What's the story on the effectiveness of the various baldness treatments on the market today? The many products advertised on TV make some pretty amazing claims. Is there any independent research available to compare the different treatments? --T.H., via e-mail
When minoxidil hit the market 20 years ago I thought: At least that'll be the end of the damn baldness questions. No such luck. Although modern baldness treatments work better than, say, penis-enlargement devices, don't expect to come away with hair that'll get you the Democratic presidential nomination. A rundown on what works and what doesn't:
1. Castration. Don't be a wuss. A real man does what it takes to get results. Male-pattern baldness is thought to arise from a particular version of an androgen receptor gene. If you've got the wrong one, a testosterone breakdown product, dihydrotestosterone (DHT), gradually reduces hair growth by shrinking the size of the hair follicle, meaning thinner and eventually no hair. No testosterone, no baldness. Whatever other beefs they may have, eunuchs have been famed since the days of Hippocrates for killer hair.
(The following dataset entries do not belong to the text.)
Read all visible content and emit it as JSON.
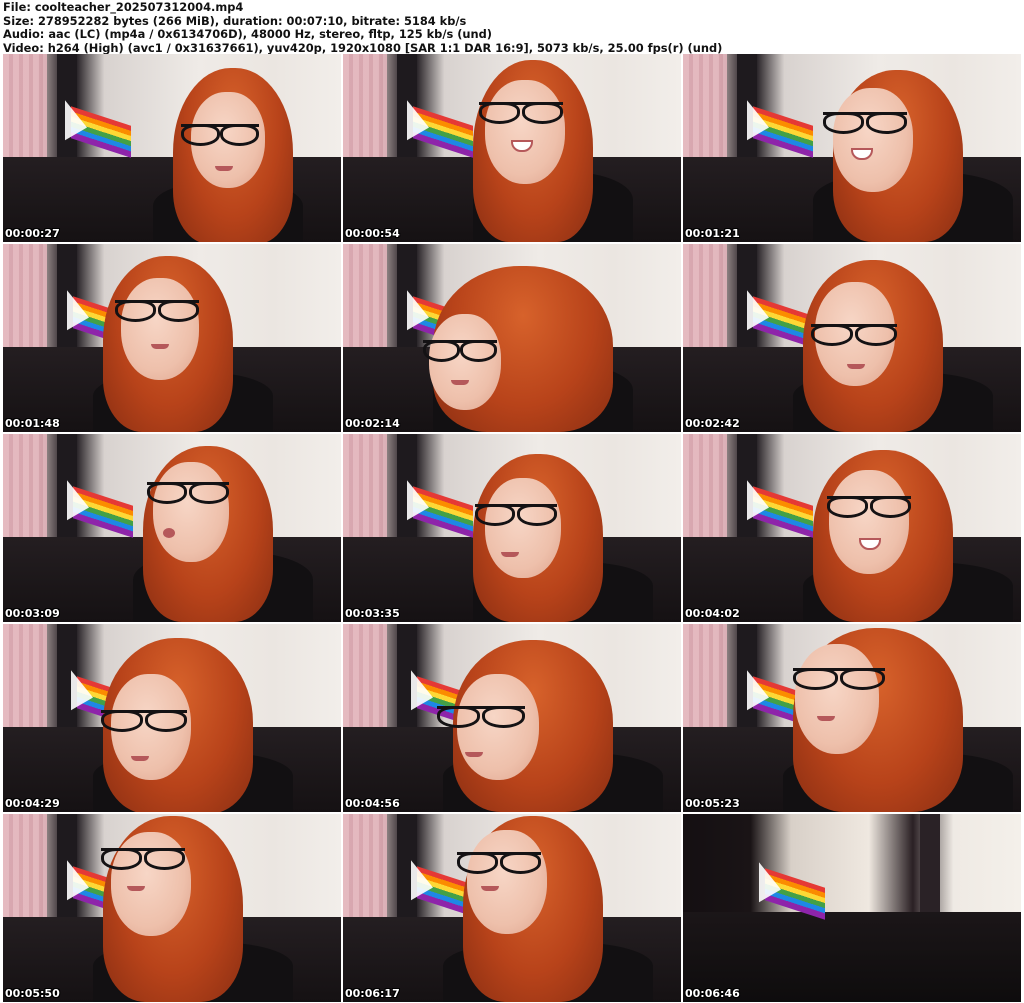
{
  "header": {
    "file_line": "File: coolteacher_202507312004.mp4",
    "size_line": "Size: 278952282 bytes (266 MiB), duration: 00:07:10, bitrate: 5184 kb/s",
    "audio_line": "Audio: aac (LC) (mp4a / 0x6134706D), 48000 Hz, stereo, fltp, 125 kb/s (und)",
    "video_line": "Video: h264 (High) (avc1 / 0x31637661), yuv420p, 1920x1080 [SAR 1:1 DAR 16:9], 5073 kb/s, 25.00 fps(r) (und)"
  },
  "thumbnails": [
    {
      "timestamp": "00:00:27"
    },
    {
      "timestamp": "00:00:54"
    },
    {
      "timestamp": "00:01:21"
    },
    {
      "timestamp": "00:01:48"
    },
    {
      "timestamp": "00:02:14"
    },
    {
      "timestamp": "00:02:42"
    },
    {
      "timestamp": "00:03:09"
    },
    {
      "timestamp": "00:03:35"
    },
    {
      "timestamp": "00:04:02"
    },
    {
      "timestamp": "00:04:29"
    },
    {
      "timestamp": "00:04:56"
    },
    {
      "timestamp": "00:05:23"
    },
    {
      "timestamp": "00:05:50"
    },
    {
      "timestamp": "00:06:17"
    },
    {
      "timestamp": "00:06:46"
    }
  ],
  "colors": {
    "background": "#ffffff",
    "header_text": "#111111",
    "timestamp_text": "#ffffff",
    "hair": "#b8431a"
  }
}
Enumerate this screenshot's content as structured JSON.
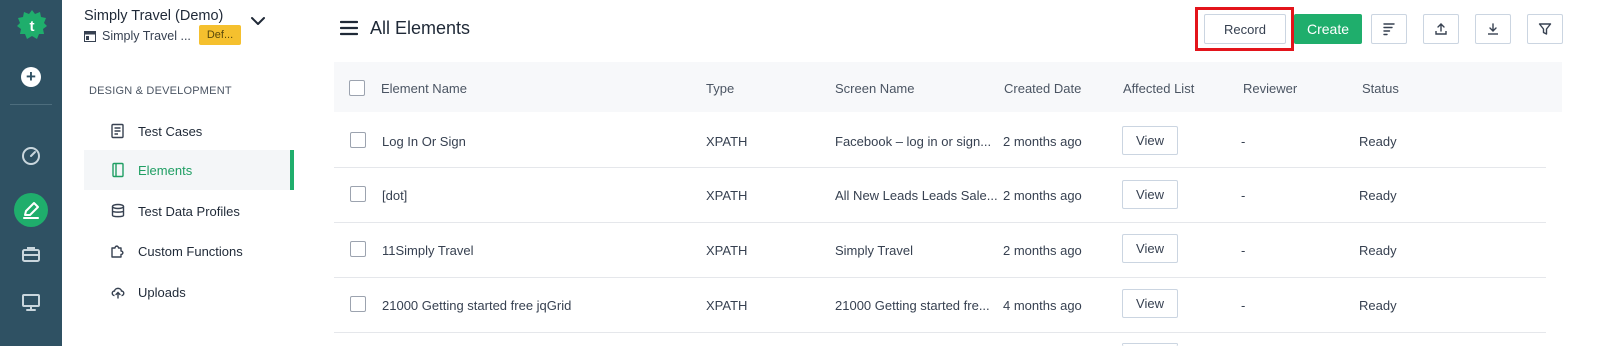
{
  "project": {
    "title": "Simply Travel (Demo)",
    "subtitle": "Simply Travel ...",
    "badge": "Def..."
  },
  "nav": {
    "section_title": "DESIGN & DEVELOPMENT",
    "items": [
      {
        "label": "Test Cases",
        "icon": "test-cases-icon"
      },
      {
        "label": "Elements",
        "icon": "elements-icon",
        "active": true
      },
      {
        "label": "Test Data Profiles",
        "icon": "database-icon"
      },
      {
        "label": "Custom Functions",
        "icon": "puzzle-icon"
      },
      {
        "label": "Uploads",
        "icon": "cloud-upload-icon"
      }
    ]
  },
  "page": {
    "title": "All Elements",
    "record_label": "Record",
    "create_label": "Create"
  },
  "table": {
    "columns": [
      "Element Name",
      "Type",
      "Screen Name",
      "Created Date",
      "Affected List",
      "Reviewer",
      "Status"
    ],
    "rows": [
      {
        "name": "Log In Or Sign",
        "type": "XPATH",
        "screen": "Facebook – log in or sign...",
        "created": "2 months ago",
        "affected": "View",
        "reviewer": "-",
        "status": "Ready"
      },
      {
        "name": "[dot]",
        "type": "XPATH",
        "screen": "All New Leads Leads Sale...",
        "created": "2 months ago",
        "affected": "View",
        "reviewer": "-",
        "status": "Ready"
      },
      {
        "name": "11Simply Travel",
        "type": "XPATH",
        "screen": "Simply Travel",
        "created": "2 months ago",
        "affected": "View",
        "reviewer": "-",
        "status": "Ready"
      },
      {
        "name": "21000 Getting started free jqGrid",
        "type": "XPATH",
        "screen": "21000 Getting started fre...",
        "created": "4 months ago",
        "affected": "View",
        "reviewer": "-",
        "status": "Ready"
      }
    ]
  },
  "colors": {
    "rail": "#2f5163",
    "accent": "#1fae6c",
    "badge": "#f5c02e",
    "highlight": "#e3141b"
  }
}
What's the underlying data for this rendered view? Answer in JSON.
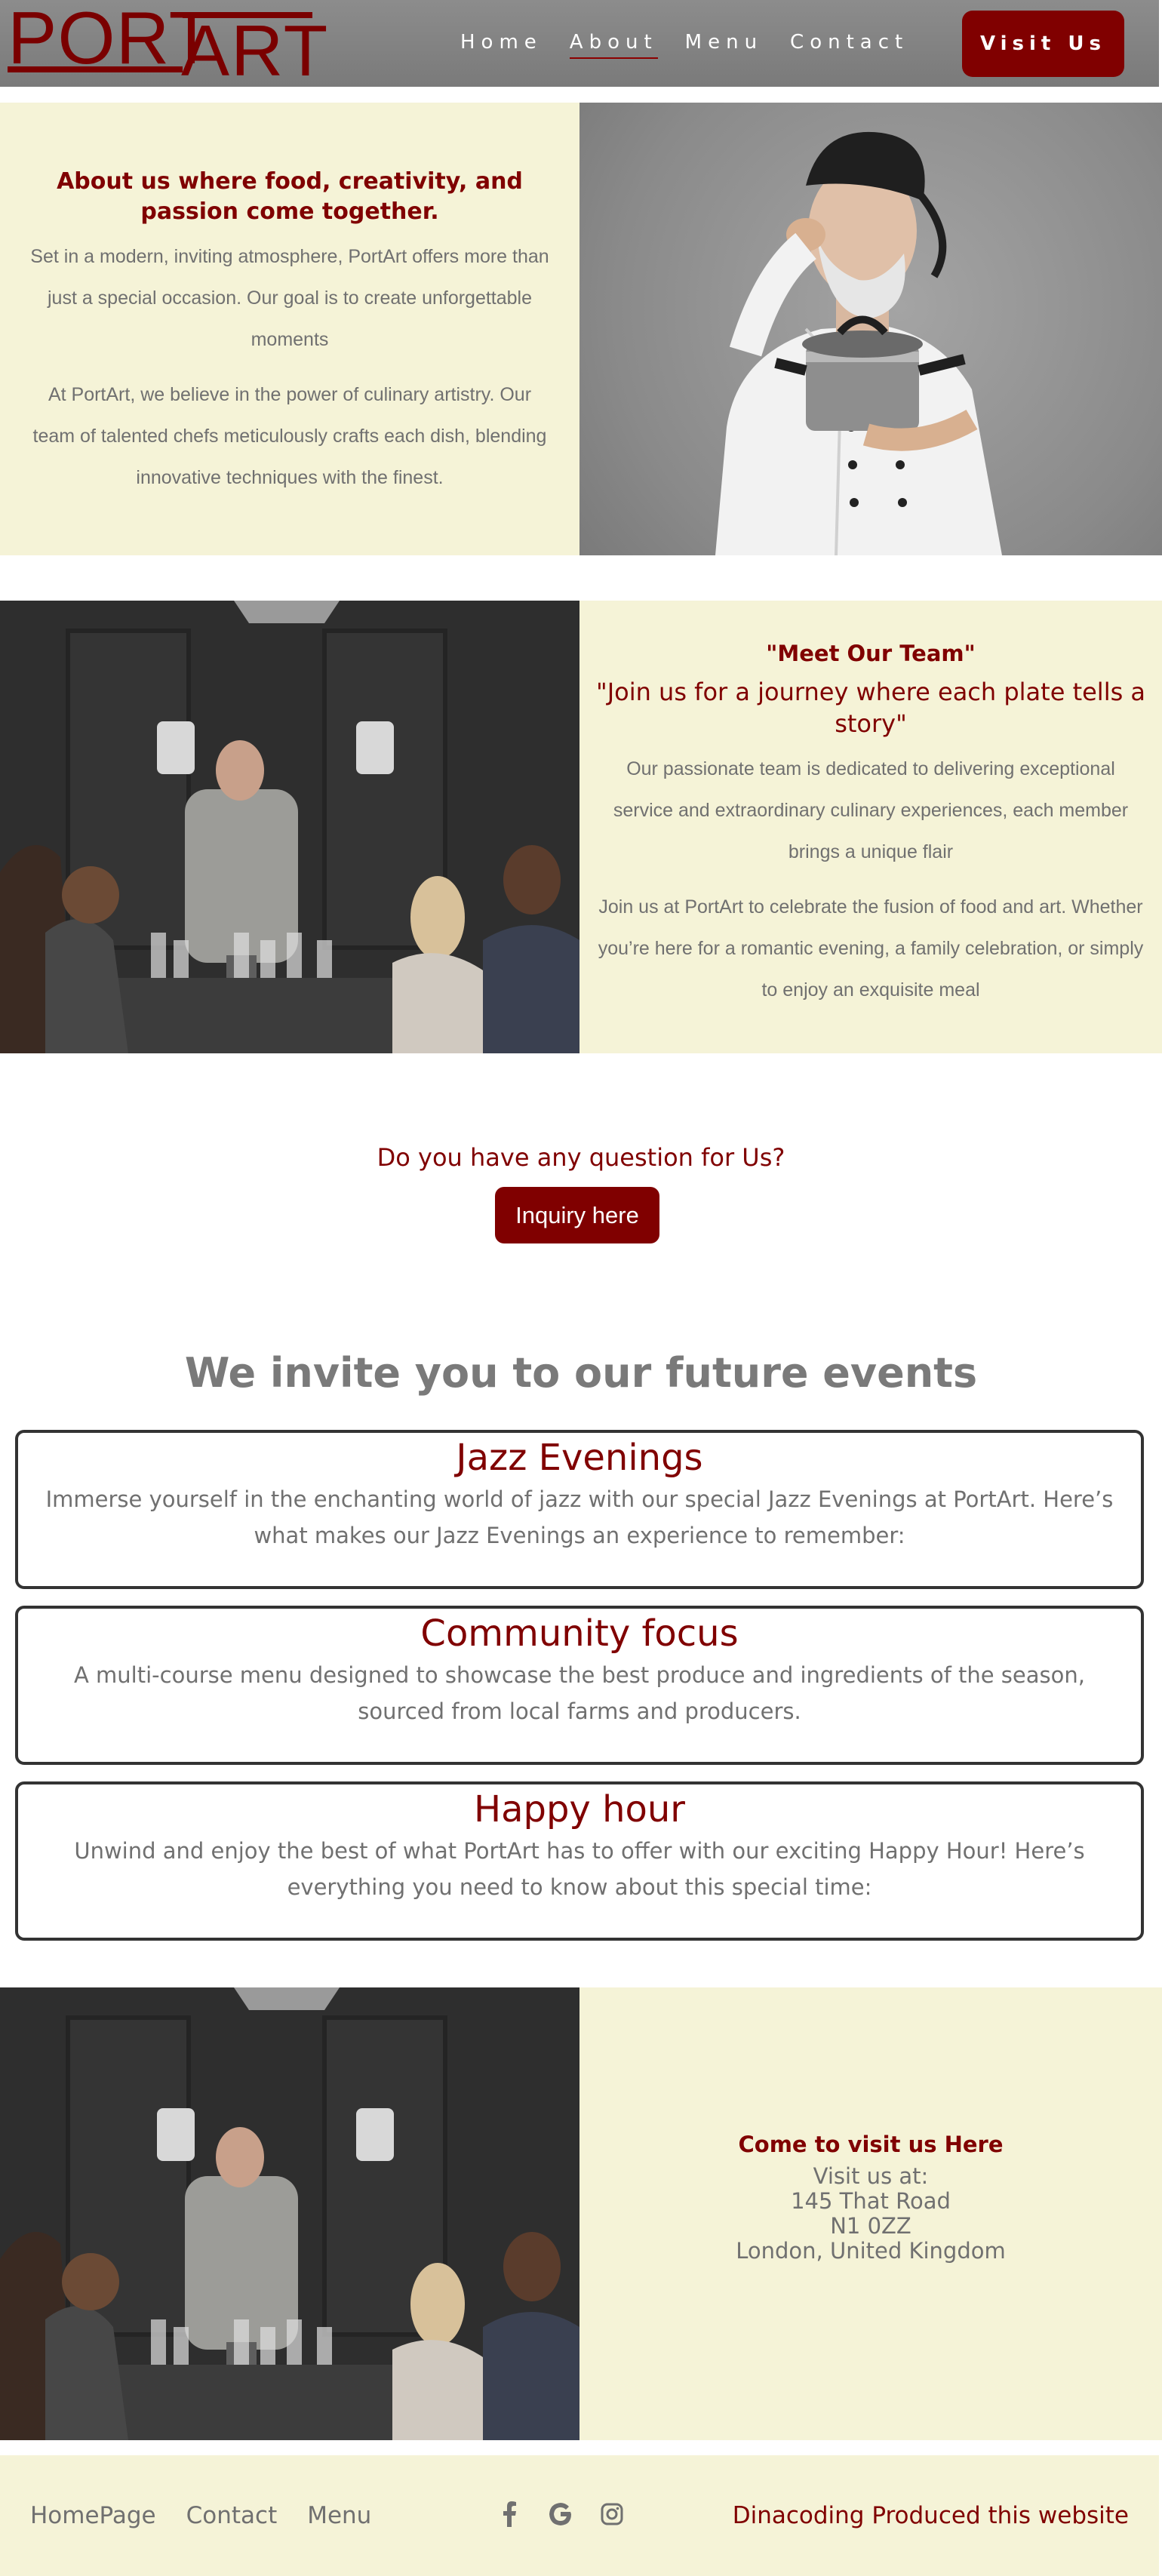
{
  "nav": {
    "logo": {
      "top": "PORT",
      "bottom": "ART"
    },
    "links": [
      {
        "label": "Home"
      },
      {
        "label": "About"
      },
      {
        "label": "Menu"
      },
      {
        "label": "Contact"
      }
    ],
    "active_link": "About",
    "visit_button": "Visit Us"
  },
  "about": {
    "heading": "About us where food, creativity, and passion come together.",
    "paragraph_1": "Set in a modern, inviting atmosphere, PortArt offers more than just a special occasion. Our goal is to create unforgettable moments",
    "paragraph_2": "At PortArt, we believe in the power of culinary artistry. Our team of talented chefs meticulously crafts each dish, blending innovative techniques with the finest."
  },
  "team": {
    "heading": "\"Meet Our Team\"",
    "subheading": "\"Join us for a journey where each plate tells a story\"",
    "paragraph_1": "Our passionate team is dedicated to delivering exceptional service and extraordinary culinary experiences, each member brings a unique flair",
    "paragraph_2": "Join us at PortArt to celebrate the fusion of food and art. Whether you’re here for a romantic evening, a family celebration, or simply to enjoy an exquisite meal"
  },
  "inquiry": {
    "question": "Do you have any question for Us?",
    "button": "Inquiry here"
  },
  "events": {
    "title": "We invite you to our future events",
    "items": [
      {
        "title": "Jazz Evenings",
        "text": "Immerse yourself in the enchanting world of jazz with our special Jazz Evenings at PortArt. Here’s what makes our Jazz Evenings an experience to remember:"
      },
      {
        "title": "Community focus",
        "text": "A multi-course menu designed to showcase the best produce and ingredients of the season, sourced from local farms and producers."
      },
      {
        "title": "Happy hour",
        "text": "Unwind and enjoy the best of what PortArt has to offer with our exciting Happy Hour! Here’s everything you need to know about this special time:"
      }
    ]
  },
  "visit": {
    "heading": "Come to visit us Here",
    "lines": [
      "Visit us at:",
      "145 That Road",
      "N1 0ZZ",
      "London, United Kingdom"
    ]
  },
  "footer": {
    "links": [
      {
        "label": "HomePage"
      },
      {
        "label": "Contact"
      },
      {
        "label": "Menu"
      }
    ],
    "icons": [
      "facebook-icon",
      "google-icon",
      "instagram-icon"
    ],
    "credit": "Dinacoding Produced this website"
  },
  "colors": {
    "brand": "#800000",
    "cream": "#f5f3d7",
    "nav_bg": "#858585",
    "body_text": "#707070"
  }
}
Caution: Castration is best thought of as a preventive measure. If DHT has already wasted your follicles, shutting off the tap now won't necessarily bring them back.
2. Minoxidil. Originally a high blood pressure remedy with unexpected side effects, minoxidil was the first FDA-approved treatment for male-pattern baldness. Why it works is still a mystery--the best guess is that it shortens hair's resting phase and increases the growth phase. Hair regrown by minoxidil tends to be fine, like baby hair. Minoxidil has been proven effective for treating hair loss only on the crown of the head, although some studies show improved frontal hair growth. Don't expect miracles. I knew a balding guy in his early 20s who got loads of free minoxidil samples from his father-in-law, who was in the drug industry. Thinking more chest hair might impress the wife, he slathered the stuff on his pecs every morning. Result: a rash requiring outpatient treatment, and let's just say he didn't rise in the estimation of the wife.
3. Finasteride. Like minoxidil, finasteride was first used to treat another medical condition--in this case, enlarged prostate. Unlike minoxidil, finasteride attacks the source of the problem by blocking an enzyme that converts testosterone into the troublesome DHT. The net result is about the same: the hair growth period is extended and the resting period reduced, resulting in more and denser hair growth; studies are mixed on whether it increases hair thickness. Although you can't put much stock in anecdotal evidence, a friend who tried finasteride experienced total regrowth on the crown plus three-quarters of an inch in hairline resurgence. After a year on the stuff he started seeing other effects, including unusually thick hairs plus twinned and occasionally triplet hairs. Being an anal-retentive scientist type, my friend had collected loose hairs for nearly a year before starting on finasteride. Comparing before and after, he found an increase in hair thickness of roughly 30 percent.
4. Hair transplants, etc. Both minoxidil and finasteride have side effects and need to be used daily lest hair growth stop or reverse. Hair transplants, or plugs, may be a more permanent solution--DHT-resistant hair from the back of your head is shifted to wherever it's needed more. The process is extraordinarily involved, requiring as many as 5,000 tiny skin grafts containing one to four hairs each in a marathon surgical session lasting 12 hours or more. An even more drastic remedy is scalp reduction. Here part of your bald spot is surgically removed and the surrounding, presumably hairier skin is stretched to cover the gap and sutured into place. The procedure is suitable for improving hair coverage only in the back and on top of your head, can lead to permanent scarring at the incision line, and may require implants to hide the scars and beef up coverage on the stretched-out skin.
Whatever drawbacks methods 2 through 4 may have, they're an improvement over the situation 50 years ago, when your choice was method 1 or wear a hat. Nonetheless, the search for better techniques continues. Saw palmetto extract has been shown to suppress DHT production, but research on it to date is scant and unconvincing. Cell multiplication may hold more promise. Recently a company in the UK successfully demonstrated a method of harvesting dermal papilla cells, the ones at the base of a hair follicle, and growing them in the lab into clumps of 10,000 or more, which can then be injected into the skin. At each successful injection point, a new hair grows, making surgical hair treatment cheaper and less painful. Should you be a balding woman, T., you can try variants on all the above unless you're of childbearing age, in which case nix the finasteride due to risk of birth defects. Oh, and you can skip the castration too.
Art accompanying story in printed newspaper (not available in this archive): illustration by Slug Signorino.